**What you will do**: Could you report every line from the entries that includes the word "Next"?

**Entries from a dataset of interfaces**:

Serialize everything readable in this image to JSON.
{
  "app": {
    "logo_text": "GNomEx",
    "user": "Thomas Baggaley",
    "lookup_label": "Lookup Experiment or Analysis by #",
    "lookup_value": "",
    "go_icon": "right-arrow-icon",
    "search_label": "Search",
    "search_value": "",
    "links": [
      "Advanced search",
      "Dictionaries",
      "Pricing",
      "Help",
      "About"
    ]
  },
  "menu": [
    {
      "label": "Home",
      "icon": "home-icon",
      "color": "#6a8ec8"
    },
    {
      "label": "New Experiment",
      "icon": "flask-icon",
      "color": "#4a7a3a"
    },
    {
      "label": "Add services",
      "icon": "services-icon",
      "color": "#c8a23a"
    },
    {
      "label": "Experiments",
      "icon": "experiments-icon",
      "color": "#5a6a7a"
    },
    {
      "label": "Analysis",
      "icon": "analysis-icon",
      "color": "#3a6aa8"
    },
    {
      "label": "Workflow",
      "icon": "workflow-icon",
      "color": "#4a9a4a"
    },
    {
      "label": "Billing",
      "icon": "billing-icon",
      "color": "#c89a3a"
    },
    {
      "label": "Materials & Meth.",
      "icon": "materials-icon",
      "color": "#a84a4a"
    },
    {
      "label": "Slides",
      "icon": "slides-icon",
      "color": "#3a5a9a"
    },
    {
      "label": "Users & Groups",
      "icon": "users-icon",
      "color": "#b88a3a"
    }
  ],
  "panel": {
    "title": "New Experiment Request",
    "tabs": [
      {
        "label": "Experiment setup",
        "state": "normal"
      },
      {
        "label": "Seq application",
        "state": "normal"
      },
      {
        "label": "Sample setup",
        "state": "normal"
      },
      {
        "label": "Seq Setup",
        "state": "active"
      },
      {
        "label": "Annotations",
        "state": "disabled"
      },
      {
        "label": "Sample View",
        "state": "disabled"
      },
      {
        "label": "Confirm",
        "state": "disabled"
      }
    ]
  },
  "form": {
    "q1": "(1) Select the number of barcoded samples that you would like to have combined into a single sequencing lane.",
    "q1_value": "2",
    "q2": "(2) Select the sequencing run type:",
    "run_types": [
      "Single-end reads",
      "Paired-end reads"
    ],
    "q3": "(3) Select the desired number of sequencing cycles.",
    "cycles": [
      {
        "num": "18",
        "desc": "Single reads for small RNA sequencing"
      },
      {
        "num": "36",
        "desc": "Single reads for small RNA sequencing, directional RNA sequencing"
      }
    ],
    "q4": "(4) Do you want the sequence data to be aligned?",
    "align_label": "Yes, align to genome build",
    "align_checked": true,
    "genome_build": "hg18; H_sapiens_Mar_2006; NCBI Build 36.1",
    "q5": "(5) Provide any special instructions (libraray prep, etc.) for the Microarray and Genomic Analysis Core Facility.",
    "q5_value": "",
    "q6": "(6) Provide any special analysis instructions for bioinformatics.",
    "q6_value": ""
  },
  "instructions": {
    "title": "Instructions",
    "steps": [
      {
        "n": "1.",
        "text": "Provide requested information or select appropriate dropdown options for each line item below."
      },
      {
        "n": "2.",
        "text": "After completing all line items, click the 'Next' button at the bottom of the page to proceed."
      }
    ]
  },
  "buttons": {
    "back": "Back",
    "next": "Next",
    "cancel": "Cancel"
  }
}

**Exercise response**:
        "text": "After completing all line items, click the 'Next' button at the bottom of the page to proceed."
    "next": "Next",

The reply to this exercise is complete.